Imagining Mars

At year's end, Robert Crossley's Imagining Mars: A Literary History will be published by Wesleyan University Press. Bob was my advisor when I did my M.A. in English at the University of Massachusetts-Boston in the mid-1990s; he's the one who got me interested in the critical study of science fiction. Fans of Martian literature will find this book absolutely invaluable. Here's a description and a blurb:

For centuries, the planet Mars has captivated astronomers and inspired writers of all genres. Whether imagined as the symbol of the bloody god of war, the cradle of an alien species, or a possible new home for human civilization, our closest planetary neighbor has played a central role in how we think about ourselves in the universe. From Galileo to Kim Stanley Robinson, Robert Crossley traces the history of our fascination with the red planet as it has evolved in literature both fictional and scientific. Crossley focuses specifically on the interplay between scientific discovery and literary invention, exploring how writers throughout the ages have tried to assimilate or resist new planetary knowledge. Covering texts from the 1600s to the present, from the obscure to the classic, Crossley shows how writing about Mars has reflected the desires and social controversies of each era. This astute and elegant study is perfect for science fiction fans and readers of popular science.
"I know of no other book that attempts such a vast survey, holding together the literatures of science fiction and of the scientific study of Mars. Crossley's focus allows him to analyze the relation of science fiction to the modern history of scientific understanding with a precision, authority, and textual detail that a more traditional history of the genre could never attain." (John Huntington, Professor of English, University of Illinois-Chicago

Submissions for The Pedestal Magazine

This evening I'm reading submissions for the special Bizarro issue of The Pedestal Magazine. So far I've read a lot of fine fiction, but much of it is too long. Ideally I'm hoping to acquire about 6-8 stories between 500 and 750 words. Equally as important, most of the submissions don't fall into the category of Bizarro, loosely or otherwise. FYI.

All right, back to it.

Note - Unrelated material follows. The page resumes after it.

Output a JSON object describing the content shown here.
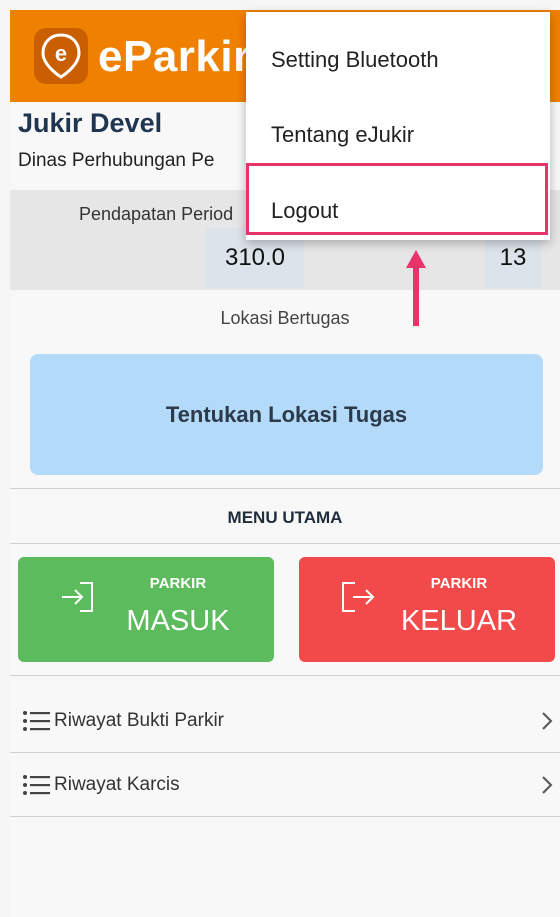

Codename Prague in Withersin Magazine

This is a black-and-white stillshot of the second chapter of Codename Prague brilliantly illustrated by Doug Draper. The chapter appears in volume 3, issue 2 ("Iodine") of Withersin Magazine.


I have a new story, Giraffe, in issue 34 of The Cafe Irreal. This piece will appear in my upcoming collection, They Had Goat Heads, coming from Atlatl Press later this year.

Words from an Inflatable Volunteer

"Past, present, futureall is one."

"In what sense?"

"In the sense that at all times you are a bastard."

Steve Aylett, The Inflatable Volunteer

Mo*Con & Lair of the Yak

This is the 100th episode of Lair of the Yak, hosted by Nick Cato. During the program, Nick received a call from some of this past weekend's guests at Mo*Con in Indianapolis. Given my healthy intake of absinthe and whiskey, I'm surprised I sound so functional.

Thanks to Maurice Broaddus for a con that truly exceeded my expectations. Please forgive my minor hugging spree on the way out: I got started and didn't know how to stop. It may have been worse had Andy Prunty and I followed through with our intentions to get hammered (again) before going over to Maurice's on Sunday morning.

Great hanging with Brian Keene, Gary Braunbeck, Jerry Gordon, Chesya Burke, Wrath James White, Rhonda Wilson, Maurice himself, and others. See you later in the year at WFC ...